_Your instructions_. With the images removed, repeat the data below exactly.

[Stored data]
:::

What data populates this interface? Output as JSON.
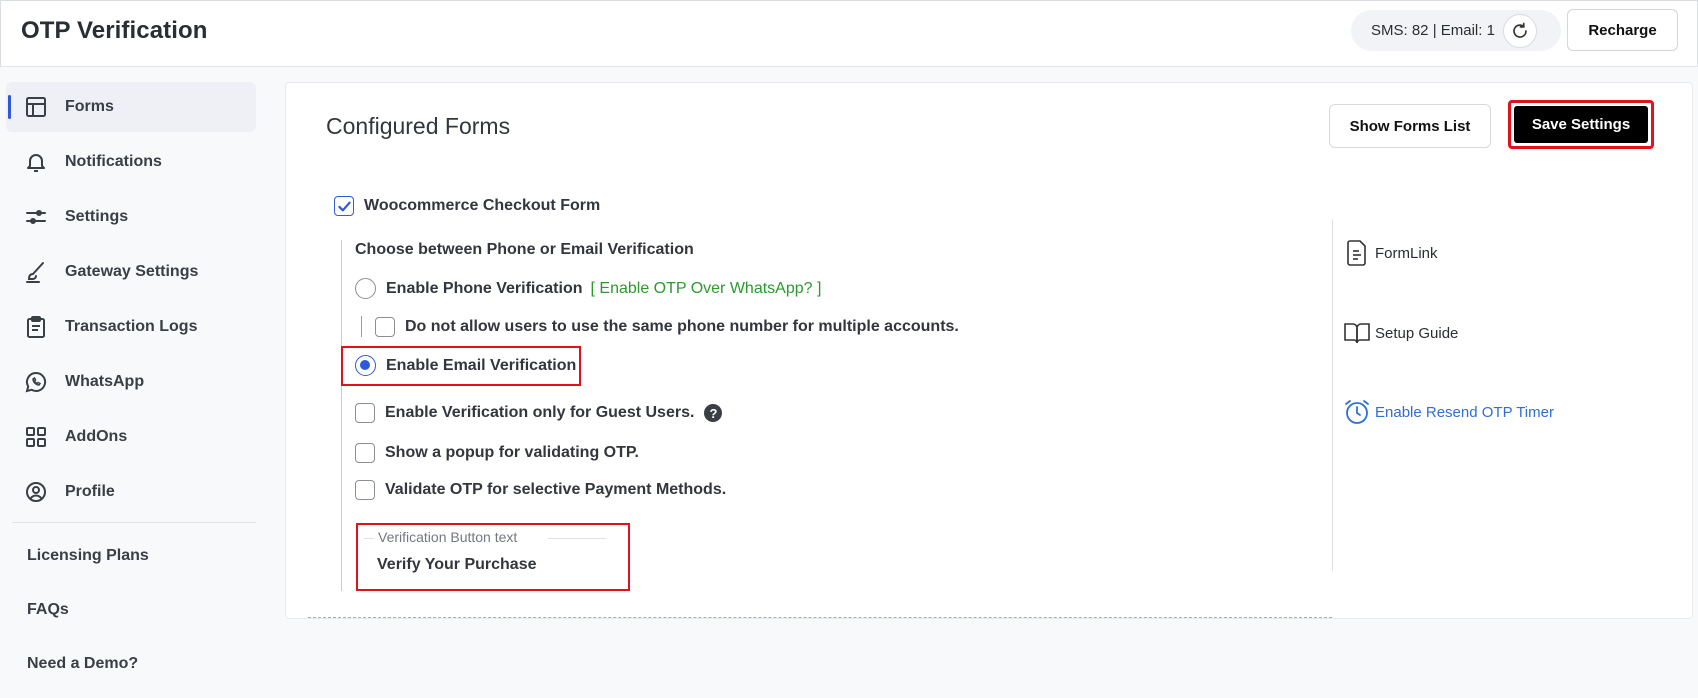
{
  "header": {
    "title": "OTP Verification",
    "quota_text": "SMS: 82 | Email: 1",
    "recharge_label": "Recharge"
  },
  "sidebar": {
    "items": [
      {
        "label": "Forms",
        "icon": "forms-layout-icon",
        "active": true
      },
      {
        "label": "Notifications",
        "icon": "bell-icon"
      },
      {
        "label": "Settings",
        "icon": "sliders-icon"
      },
      {
        "label": "Gateway Settings",
        "icon": "brush-icon"
      },
      {
        "label": "Transaction Logs",
        "icon": "clipboard-icon"
      },
      {
        "label": "WhatsApp",
        "icon": "whatsapp-icon"
      },
      {
        "label": "AddOns",
        "icon": "grid-icon"
      },
      {
        "label": "Profile",
        "icon": "user-circle-icon"
      }
    ],
    "links": [
      "Licensing Plans",
      "FAQs",
      "Need a Demo?"
    ]
  },
  "main": {
    "title": "Configured Forms",
    "show_forms_label": "Show Forms List",
    "save_label": "Save Settings",
    "form_name": "Woocommerce Checkout Form",
    "choose_label": "Choose between Phone or Email Verification",
    "phone_label": "Enable Phone Verification",
    "whatsapp_link": "[ Enable OTP Over WhatsApp? ]",
    "phone_unique_label": "Do not allow users to use the same phone number for multiple accounts.",
    "email_label": "Enable Email Verification",
    "guest_label": "Enable Verification only for Guest Users.",
    "help_glyph": "?",
    "popup_label": "Show a popup for validating OTP.",
    "payment_label": "Validate OTP for selective Payment Methods.",
    "button_text_legend": "Verification Button text",
    "button_text_value": "Verify Your Purchase"
  },
  "side_links": {
    "formlink": "FormLink",
    "setup_guide": "Setup Guide",
    "resend_timer": "Enable Resend OTP Timer"
  },
  "colors": {
    "accent": "#2e59d9",
    "highlight": "#e0121c",
    "whatsapp_green": "#2c9a2c",
    "link_blue": "#2e6fd6"
  }
}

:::

_Task answer_.
What data populates this interface? Output as JSON.
{
  "header": {
    "title": "OTP Verification",
    "quota_text": "SMS: 82 | Email: 1",
    "recharge_label": "Recharge"
  },
  "sidebar": {
    "items": [
      {
        "label": "Forms",
        "icon": "forms-layout-icon",
        "active": true
      },
      {
        "label": "Notifications",
        "icon": "bell-icon"
      },
      {
        "label": "Settings",
        "icon": "sliders-icon"
      },
      {
        "label": "Gateway Settings",
        "icon": "brush-icon"
      },
      {
        "label": "Transaction Logs",
        "icon": "clipboard-icon"
      },
      {
        "label": "WhatsApp",
        "icon": "whatsapp-icon"
      },
      {
        "label": "AddOns",
        "icon": "grid-icon"
      },
      {
        "label": "Profile",
        "icon": "user-circle-icon"
      }
    ],
    "links": [
      "Licensing Plans",
      "FAQs",
      "Need a Demo?"
    ]
  },
  "main": {
    "title": "Configured Forms",
    "show_forms_label": "Show Forms List",
    "save_label": "Save Settings",
    "form_name": "Woocommerce Checkout Form",
    "choose_label": "Choose between Phone or Email Verification",
    "phone_label": "Enable Phone Verification",
    "whatsapp_link": "[ Enable OTP Over WhatsApp? ]",
    "phone_unique_label": "Do not allow users to use the same phone number for multiple accounts.",
    "email_label": "Enable Email Verification",
    "guest_label": "Enable Verification only for Guest Users.",
    "help_glyph": "?",
    "popup_label": "Show a popup for validating OTP.",
    "payment_label": "Validate OTP for selective Payment Methods.",
    "button_text_legend": "Verification Button text",
    "button_text_value": "Verify Your Purchase"
  },
  "side_links": {
    "formlink": "FormLink",
    "setup_guide": "Setup Guide",
    "resend_timer": "Enable Resend OTP Timer"
  },
  "colors": {
    "accent": "#2e59d9",
    "highlight": "#e0121c",
    "whatsapp_green": "#2c9a2c",
    "link_blue": "#2e6fd6"
  }
}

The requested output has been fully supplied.